As Conroy put it in an early 2014 blog entry, “It (book tours) is part of the covenant I sign with Doubleday that I’ll do everything possible to help the sell the book, including not getting drunk on tour or embarrassing my publishing company with my cutting-up on the road. I go out to sell books and it has become one of the greatest things about being a writer during my lifetime. No writer should turn down the chance of meeting the readers of his work.”
Pat Conroy was not one ever to forget his friends or the teachers who influenced his life in some positive way. He was loyal to the end, and his friends knew that he would always be there for them. This was especially true for his old school friends and for a handful of schoolteachers who, in the end, became some of the dearest friends he had. Two of those friends, Bernie Schein and Rick Bragg say their goodbyes to Conroy here in separate pieces, Schein’s “Farewell Letter” and a reprint of Bragg’s Southern Living article titled “The Great Conroy: An Homage to a Southern Literary Giant and a Prince of a Guy.” Both pieces are beautifully done.

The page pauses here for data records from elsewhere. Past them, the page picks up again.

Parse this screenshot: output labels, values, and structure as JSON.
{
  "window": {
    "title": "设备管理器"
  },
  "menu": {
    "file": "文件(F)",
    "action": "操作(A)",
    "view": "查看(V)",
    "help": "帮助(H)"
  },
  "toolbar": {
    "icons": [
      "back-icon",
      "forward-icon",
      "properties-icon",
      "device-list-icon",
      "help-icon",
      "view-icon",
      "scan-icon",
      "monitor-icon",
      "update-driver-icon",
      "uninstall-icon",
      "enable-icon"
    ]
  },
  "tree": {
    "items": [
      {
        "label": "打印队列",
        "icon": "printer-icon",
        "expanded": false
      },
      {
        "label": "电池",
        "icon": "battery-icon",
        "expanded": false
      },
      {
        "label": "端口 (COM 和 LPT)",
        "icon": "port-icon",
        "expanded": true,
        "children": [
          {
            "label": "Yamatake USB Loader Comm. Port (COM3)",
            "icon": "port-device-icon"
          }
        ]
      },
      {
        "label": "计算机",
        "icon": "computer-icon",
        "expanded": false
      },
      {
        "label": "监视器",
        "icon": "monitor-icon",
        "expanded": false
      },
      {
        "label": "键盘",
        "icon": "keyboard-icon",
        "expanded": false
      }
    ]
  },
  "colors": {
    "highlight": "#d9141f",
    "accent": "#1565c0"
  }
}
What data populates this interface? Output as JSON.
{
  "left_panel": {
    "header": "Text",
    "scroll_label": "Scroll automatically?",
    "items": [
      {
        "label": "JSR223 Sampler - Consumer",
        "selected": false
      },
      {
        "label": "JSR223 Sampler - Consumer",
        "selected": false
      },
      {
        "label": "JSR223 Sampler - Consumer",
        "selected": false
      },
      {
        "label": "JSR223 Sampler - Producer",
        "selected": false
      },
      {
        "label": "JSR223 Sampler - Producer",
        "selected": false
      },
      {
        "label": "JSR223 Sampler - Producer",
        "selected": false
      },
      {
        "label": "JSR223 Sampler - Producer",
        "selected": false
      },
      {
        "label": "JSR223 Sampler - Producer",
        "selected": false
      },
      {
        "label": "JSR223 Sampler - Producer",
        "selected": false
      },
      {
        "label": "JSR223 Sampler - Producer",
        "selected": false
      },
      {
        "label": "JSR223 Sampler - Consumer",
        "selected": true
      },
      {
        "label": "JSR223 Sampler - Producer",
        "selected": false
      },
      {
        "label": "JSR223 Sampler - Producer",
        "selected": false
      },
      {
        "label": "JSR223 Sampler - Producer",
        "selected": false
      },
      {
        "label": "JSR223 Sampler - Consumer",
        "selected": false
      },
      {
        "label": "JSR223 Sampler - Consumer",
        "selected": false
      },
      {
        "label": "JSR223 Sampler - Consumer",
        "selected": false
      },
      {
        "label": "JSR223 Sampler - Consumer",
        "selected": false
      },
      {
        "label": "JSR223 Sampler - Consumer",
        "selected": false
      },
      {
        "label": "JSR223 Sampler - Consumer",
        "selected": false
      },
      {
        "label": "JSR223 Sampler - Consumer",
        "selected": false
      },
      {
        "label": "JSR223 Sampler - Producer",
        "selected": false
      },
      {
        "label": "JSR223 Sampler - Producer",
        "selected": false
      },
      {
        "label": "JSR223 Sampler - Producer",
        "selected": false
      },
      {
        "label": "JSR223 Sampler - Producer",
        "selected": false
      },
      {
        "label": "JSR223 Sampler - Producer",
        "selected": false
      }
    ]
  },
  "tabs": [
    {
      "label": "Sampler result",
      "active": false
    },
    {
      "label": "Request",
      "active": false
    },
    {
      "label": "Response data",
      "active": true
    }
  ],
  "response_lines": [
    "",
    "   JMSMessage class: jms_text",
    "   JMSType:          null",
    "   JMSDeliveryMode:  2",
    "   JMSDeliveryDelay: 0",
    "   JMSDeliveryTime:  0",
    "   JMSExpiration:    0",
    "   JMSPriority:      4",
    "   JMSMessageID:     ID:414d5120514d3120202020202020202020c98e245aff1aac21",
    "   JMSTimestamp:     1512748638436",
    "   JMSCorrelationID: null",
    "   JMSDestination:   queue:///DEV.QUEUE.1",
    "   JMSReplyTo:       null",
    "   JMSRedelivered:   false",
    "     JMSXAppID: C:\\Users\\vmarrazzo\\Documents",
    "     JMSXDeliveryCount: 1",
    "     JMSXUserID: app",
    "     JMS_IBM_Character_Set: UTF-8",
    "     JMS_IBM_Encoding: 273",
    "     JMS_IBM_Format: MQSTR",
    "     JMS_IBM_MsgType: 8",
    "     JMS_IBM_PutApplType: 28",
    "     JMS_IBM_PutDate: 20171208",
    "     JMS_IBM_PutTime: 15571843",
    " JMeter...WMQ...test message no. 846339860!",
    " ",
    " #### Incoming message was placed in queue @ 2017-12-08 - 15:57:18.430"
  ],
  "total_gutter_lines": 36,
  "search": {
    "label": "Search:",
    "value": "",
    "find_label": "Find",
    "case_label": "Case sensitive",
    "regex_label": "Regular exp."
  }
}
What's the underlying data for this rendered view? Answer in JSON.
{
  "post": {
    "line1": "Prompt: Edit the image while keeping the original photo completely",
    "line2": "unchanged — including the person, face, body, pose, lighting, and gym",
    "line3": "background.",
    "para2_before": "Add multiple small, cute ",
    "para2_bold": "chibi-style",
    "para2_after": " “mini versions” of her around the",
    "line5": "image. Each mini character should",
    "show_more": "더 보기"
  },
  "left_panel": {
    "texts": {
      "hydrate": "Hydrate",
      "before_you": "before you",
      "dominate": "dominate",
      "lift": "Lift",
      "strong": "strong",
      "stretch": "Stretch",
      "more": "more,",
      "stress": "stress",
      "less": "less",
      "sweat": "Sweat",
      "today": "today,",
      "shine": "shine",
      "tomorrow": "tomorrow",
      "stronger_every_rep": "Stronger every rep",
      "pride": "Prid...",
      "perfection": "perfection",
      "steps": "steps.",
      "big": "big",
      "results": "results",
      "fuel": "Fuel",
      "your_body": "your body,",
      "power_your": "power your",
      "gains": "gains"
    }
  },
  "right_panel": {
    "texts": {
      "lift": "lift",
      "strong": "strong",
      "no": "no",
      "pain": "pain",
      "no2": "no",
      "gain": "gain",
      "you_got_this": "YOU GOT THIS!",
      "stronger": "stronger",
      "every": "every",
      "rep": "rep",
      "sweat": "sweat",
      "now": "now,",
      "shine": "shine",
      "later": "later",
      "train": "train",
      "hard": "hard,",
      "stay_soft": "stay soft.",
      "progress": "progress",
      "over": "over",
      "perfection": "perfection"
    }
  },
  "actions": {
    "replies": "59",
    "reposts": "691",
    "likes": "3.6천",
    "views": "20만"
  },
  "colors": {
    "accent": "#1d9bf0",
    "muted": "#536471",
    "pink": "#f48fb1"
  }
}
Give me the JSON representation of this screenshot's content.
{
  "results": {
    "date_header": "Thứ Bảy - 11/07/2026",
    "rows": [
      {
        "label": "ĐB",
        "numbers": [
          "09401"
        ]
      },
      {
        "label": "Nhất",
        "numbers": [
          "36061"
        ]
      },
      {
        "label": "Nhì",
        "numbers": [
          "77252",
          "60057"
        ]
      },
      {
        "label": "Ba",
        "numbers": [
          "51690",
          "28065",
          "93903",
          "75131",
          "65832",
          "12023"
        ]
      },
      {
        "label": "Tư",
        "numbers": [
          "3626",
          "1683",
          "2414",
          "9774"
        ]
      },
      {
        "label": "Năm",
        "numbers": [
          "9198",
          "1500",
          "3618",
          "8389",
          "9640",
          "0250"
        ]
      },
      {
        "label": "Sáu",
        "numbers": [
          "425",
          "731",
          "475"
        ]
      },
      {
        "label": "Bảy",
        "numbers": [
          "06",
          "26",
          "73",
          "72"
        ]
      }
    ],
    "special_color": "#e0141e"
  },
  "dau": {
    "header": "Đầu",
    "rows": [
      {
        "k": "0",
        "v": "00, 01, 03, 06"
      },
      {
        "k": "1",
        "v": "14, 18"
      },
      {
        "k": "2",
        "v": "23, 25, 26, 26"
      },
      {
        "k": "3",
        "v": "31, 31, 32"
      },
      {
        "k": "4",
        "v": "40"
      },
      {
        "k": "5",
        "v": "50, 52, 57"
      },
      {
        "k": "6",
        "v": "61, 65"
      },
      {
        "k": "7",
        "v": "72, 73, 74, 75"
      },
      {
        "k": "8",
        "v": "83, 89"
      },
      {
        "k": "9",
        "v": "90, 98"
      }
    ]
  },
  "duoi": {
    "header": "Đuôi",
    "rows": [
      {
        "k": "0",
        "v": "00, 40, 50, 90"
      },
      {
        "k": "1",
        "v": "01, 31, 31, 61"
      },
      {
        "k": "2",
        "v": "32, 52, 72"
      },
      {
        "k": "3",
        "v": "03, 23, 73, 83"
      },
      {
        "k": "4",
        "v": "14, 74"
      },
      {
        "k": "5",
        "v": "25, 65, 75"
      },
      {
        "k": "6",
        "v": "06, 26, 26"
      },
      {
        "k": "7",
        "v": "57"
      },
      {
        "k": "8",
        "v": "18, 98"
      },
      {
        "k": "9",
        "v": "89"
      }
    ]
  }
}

A Lowcountry Heart represents Pat Conroy well, presenting him in all his frank vulnerability and willingness to share with the rest of us his pain and what life has taught him. Conroy knew that he was in a race against the clock to finish his last novel, but sadly was unable to complete the book before his time ran out. According to editor Nan A. Talese, she has less than two hundred pages of The Storms of Aquarius in her possession – but the search among his journals for more on the new novel continues. Perhaps someday, Pat Conroy fans will receive one final gift from their storytelling friend. We can only hope so.